- Chua DT, Sham JS, Au GK, Choy D: Concomitant chemoirradiation for stage III-IV nasopharyngeal carcinoma in Chinese patients: results of a matched cohort analysis. Int J Radiat Oncol Biol Phys. 2002, 53 (2): 334-343. 10.1016/S0360-3016(02)02710-4.View ArticlePubMedGoogle Scholar
- Chua DT, Ma J, Sham JS, Mai HQ, Choy DT, Hong MH, Lu TX, Min HQ: Long-term survival after cisplatin-based induction chemotherapy and radiotherapy for nasopharyngeal carcinoma: a pooled data analysis of two phase III trials. J Clin Oncol. 2005, 20;23 (6): 1118-1124.View ArticleGoogle Scholar
- Hui EP, Ma BB, Leung SF, King AD, Mo F, Kam MK, Yu BK, Chiu SK, Kwan WH, Ho R, Chan I, Ahuja AT, Zee BC, Chan AT: Randomized phase II trial of concurrent cisplatin-radiotherapy with or without neoadjuvant docetaxel and cisplatin in advanced nasopharyngeal carcinoma.
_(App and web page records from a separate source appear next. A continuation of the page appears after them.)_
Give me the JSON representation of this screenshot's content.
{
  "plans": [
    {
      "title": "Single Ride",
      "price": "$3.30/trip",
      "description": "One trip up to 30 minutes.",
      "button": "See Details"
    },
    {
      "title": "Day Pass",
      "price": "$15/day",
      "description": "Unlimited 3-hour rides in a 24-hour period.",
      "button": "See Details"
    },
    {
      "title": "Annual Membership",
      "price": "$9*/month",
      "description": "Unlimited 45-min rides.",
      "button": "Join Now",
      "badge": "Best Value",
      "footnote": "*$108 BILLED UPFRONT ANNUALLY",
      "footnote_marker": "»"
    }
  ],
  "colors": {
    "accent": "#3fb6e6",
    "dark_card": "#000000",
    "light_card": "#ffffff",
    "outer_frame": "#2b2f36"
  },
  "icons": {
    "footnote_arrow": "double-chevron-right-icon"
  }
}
J Clin Oncol. 2009, 27: 242-249. 10.1200/JCO.2008.18.1545.View ArticlePubMedGoogle Scholar
This article is published under license to BioMed Central Ltd. This is an open access article distributed under the terms of the Creative Commons Attribution License (http://creativecommons.org/licenses/by/2.0), which permits unrestricted use, distribution, and reproduction in any medium, provided the original work is properly cited.